By Ray Stern
By Ray Stern
By New Times
By Amy Silverman
By Stephen Lemons
By Stephen Lemons
By Monica Alonzo
By Chris Parker
Most prospective employers would look at a record like that and run away screaming. But Tom Horne, Arizona's Superintendent of Public Instruction, wasn't that kind of prospective employer, the kind who cares about things like a good résumé and a history of doing the work someone's paid to do.
After all, Horne wouldn't be paying Chenal's salary -- that's what taxpayers are for!
So in January, Horne hired Chenal for a mid-level job as an "education program specialist." The department doesn't release salary info, but it did tell this squealing squawker that she's making something more than $38,818 and less than $67,000. (Yes, The Bird agrees that salary info should be public record. But whaddaya want an imaginary fowl to do, sue the DOE?)

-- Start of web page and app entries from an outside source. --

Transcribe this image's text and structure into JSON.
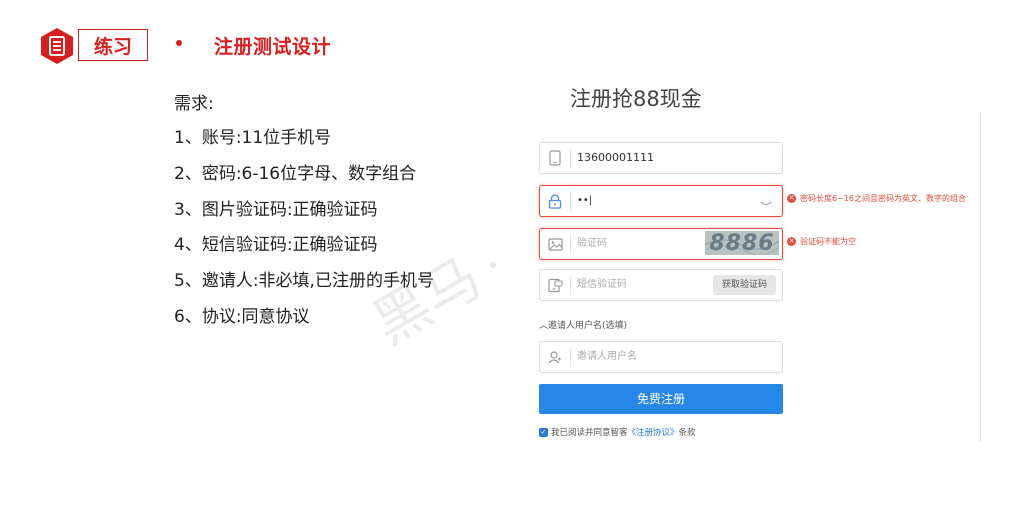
{
  "header": {
    "section_label": "练习",
    "title": "注册测试设计",
    "accent_color": "#d81e1e"
  },
  "requirements": {
    "title": "需求:",
    "items": [
      "1、账号:11位手机号",
      "2、密码:6-16位字母、数字组合",
      "3、图片验证码:正确验证码",
      "4、短信验证码:正确验证码",
      "5、邀请人:非必填,已注册的手机号",
      "6、协议:同意协议"
    ]
  },
  "watermark": "黑马",
  "form": {
    "title": "注册抢88现金",
    "phone": {
      "value": "13600001111",
      "icon": "phone-icon"
    },
    "password": {
      "value": "••",
      "icon": "lock-icon",
      "error": "密码长度6~16之间且密码为英文、数字的组合"
    },
    "captcha": {
      "placeholder": "验证码",
      "icon": "image-icon",
      "captcha_text": "8886",
      "error": "验证码不能为空"
    },
    "sms": {
      "placeholder": "短信验证码",
      "icon": "sms-icon",
      "button": "获取验证码"
    },
    "invite_toggle": "邀请人用户名(选填)",
    "invite": {
      "placeholder": "邀请人用户名",
      "icon": "user-icon"
    },
    "submit": "免费注册",
    "agree": {
      "prefix": "我已阅读并同意智客",
      "link": "《注册协议》",
      "suffix": "条款"
    },
    "primary_color": "#2787e8",
    "error_color": "#e24a3b"
  }
}
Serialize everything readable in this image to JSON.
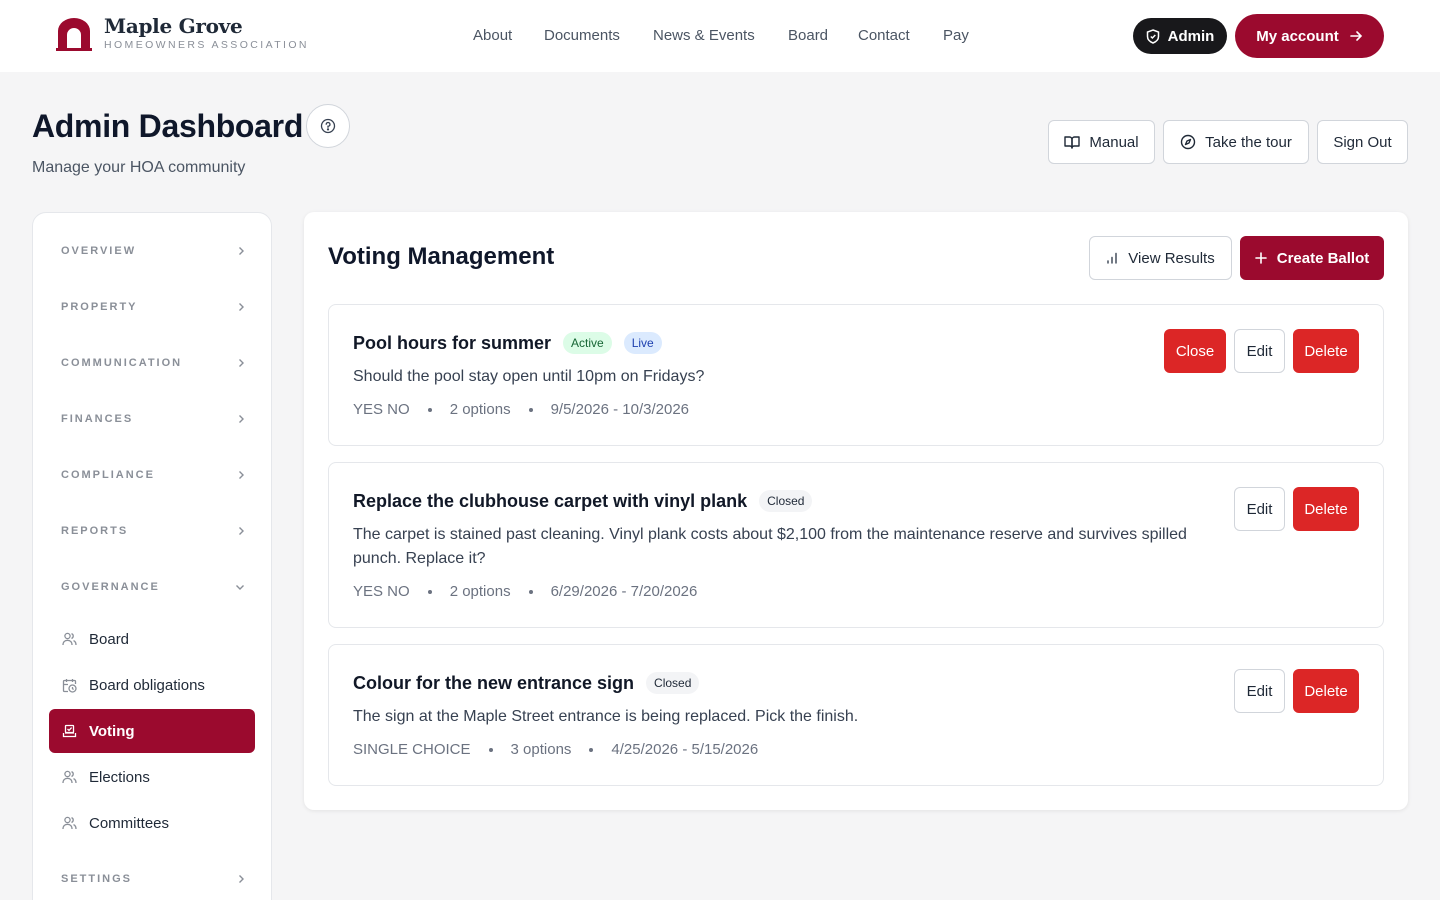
{
  "brand": {
    "name": "Maple Grove",
    "tagline": "HOMEOWNERS ASSOCIATION",
    "color": "#9b0a2e"
  },
  "nav": {
    "links": [
      "About",
      "Documents",
      "News & Events",
      "Board",
      "Contact",
      "Pay"
    ],
    "admin_label": "Admin",
    "account_label": "My account"
  },
  "header": {
    "title": "Admin Dashboard",
    "subtitle": "Manage your HOA community",
    "manual_label": "Manual",
    "tour_label": "Take the tour",
    "signout_label": "Sign Out"
  },
  "sidebar": {
    "sections": [
      "OVERVIEW",
      "PROPERTY",
      "COMMUNICATION",
      "FINANCES",
      "COMPLIANCE",
      "REPORTS",
      "GOVERNANCE"
    ],
    "governance_items": [
      {
        "label": "Board",
        "icon": "users-icon"
      },
      {
        "label": "Board obligations",
        "icon": "calendar-clock-icon"
      },
      {
        "label": "Voting",
        "icon": "ballot-box-icon",
        "active": true
      },
      {
        "label": "Elections",
        "icon": "users-icon"
      },
      {
        "label": "Committees",
        "icon": "users-icon"
      }
    ],
    "settings_label": "SETTINGS"
  },
  "main": {
    "title": "Voting Management",
    "view_results_label": "View Results",
    "create_ballot_label": "Create Ballot",
    "ballots": [
      {
        "title": "Pool hours for summer",
        "status": "Active",
        "live_badge": "Live",
        "description": "Should the pool stay open until 10pm on Fridays?",
        "type": "YES NO",
        "options": "2 options",
        "dates": "9/5/2026 - 10/3/2026",
        "close_label": "Close",
        "edit_label": "Edit",
        "delete_label": "Delete"
      },
      {
        "title": "Replace the clubhouse carpet with vinyl plank",
        "status": "Closed",
        "description": "The carpet is stained past cleaning. Vinyl plank costs about $2,100 from the maintenance reserve and survives spilled punch. Replace it?",
        "type": "YES NO",
        "options": "2 options",
        "dates": "6/29/2026 - 7/20/2026",
        "edit_label": "Edit",
        "delete_label": "Delete"
      },
      {
        "title": "Colour for the new entrance sign",
        "status": "Closed",
        "description": "The sign at the Maple Street entrance is being replaced. Pick the finish.",
        "type": "SINGLE CHOICE",
        "options": "3 options",
        "dates": "4/25/2026 - 5/15/2026",
        "edit_label": "Edit",
        "delete_label": "Delete"
      }
    ]
  }
}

Horne, surprisingly, was willing to take The Bird's call. Not only that, he even volunteered that Chenal's a former law partner and that, despite knowing all about her problems with her legal career, Horne personally recommended her hire.
"I've been in court with her, and she's a first-rate lawyer," Horne confided. "Family problems distracted her, and she neglected some things that shouldn't have been neglected. But I think we're lucky to get her."
Horne did have some stuff wrong, however. First he said he thought she'd only been suspended 10 days. (It was 120 days.) Then he said he was sure she'd been reinstated.
But that's not what Cari Gerchick, spokeswoman for the Arizona Supreme Court, said. At The Bird's request, Gerchick searched high and low for any record that Chenal had even turned in an application for reinstatement. There wasn't any. Nor, Gerchick reported, was there any record that Chenal had paid up that restitution.
Later, Horne said he'd discovered that Chenal hadn't been reinstated. But it was because she'd suffered a host of problems, including an aneurysm and a sick mother, and didn't have the $560 it would take to reapply. As for the money she owes her screwed clients, Chenal's worked out a payment plan, Horne averred.
And, Horne said, at his direction, she now intends to pay up the $560 and get her law license again. Not that it's necessary, of course.
"The position we hired her for doesn't require her to be admitted to the Bar," Horne tweeted. "The fact that she was available for this job is a lucky thing for us."
You said that already.
In fact, using Horne's logic, next time a state agency needs a new employee, just chuck that whole "Help Wanted" thing. The list of people who've been recently suspended from the Bar is a much better place to start.
Raising Manross' Hair
Is Larry Flynt in the restaurant biz now? That's what this feathered fiend wondered when it learned that a new Mexican grub emporium named Pink Taco would open for biz sometime in June at Scottsdale's chichi Waterfront, the highfalutin condo/shopping complex.
For those unfamiliar with the parlance, "pink taco" is a euphemism for a lady's naughty bits. And in the restaurant's hometown of Las Vegas, where the original franchise operates out of the popular Hard Rock Hotel and Casino, that fact raises nary a hair.
In Sin City, the joint looks sort of like the House of Blues on the inside, with some cheesy south-of-the-border stuff on the walls, and a menu featuring carne asada, chile relleno, taquitos, and -- perhaps needless to say -- fish tacos. (For the record, the joint's signature "pink taco" is in fact filled with grilled chicken.)
Who thought up this sassy name, this inquiring quail wanted to know? None other than the scion and grand-scion of the upscale, stodgy Morton's steak-house chain: Peter Morton, Hard Rock founder and CEO, and his twentysomething son Harry. The first PT opened in 1999, and has become so popular that dad's letting sonny-boy take the act on the road, with the Scottsdale locale to be the flagship of an empire of locations planned for Los Angeles and beyond.
But Scottsdale Mayor Mary Manross doesn't want to see Prince Harry's Pink Taco, much less eat it.
She was so pissed off when she learned that Pink Taco was coming to town that she took a break from her crusade against Jenna Jameson's strip club to give poppy Peter a call to complain about the handle of his son's local cafe.
"I would call it directly offensive to over half the population," Herroner told this stupefied stork. "So I said, 'Peter, I'm happy you and your son want to locate in our community. [But] I'm asking you to change the name of your business, make it a little more in keeping with the Waterfront development, and also so it won't be offensive to women and a lot of men I know.'"
The Bird heard that Peter told the misguided Mayoress to go eat a chimichanga (or something much worse) and that nothing would stand in the way of his offspring's business plans -- not even good taste.
Which irked Manross to no end, though she claimed she intends no public campaign against the labia-inspired enterprise.
"The municipality has no authority to force them to change their name," she told The Bird with a sigh. "They have the right to build. They signed a lease. It was a totally private transaction. I just felt that I had to express what I thought."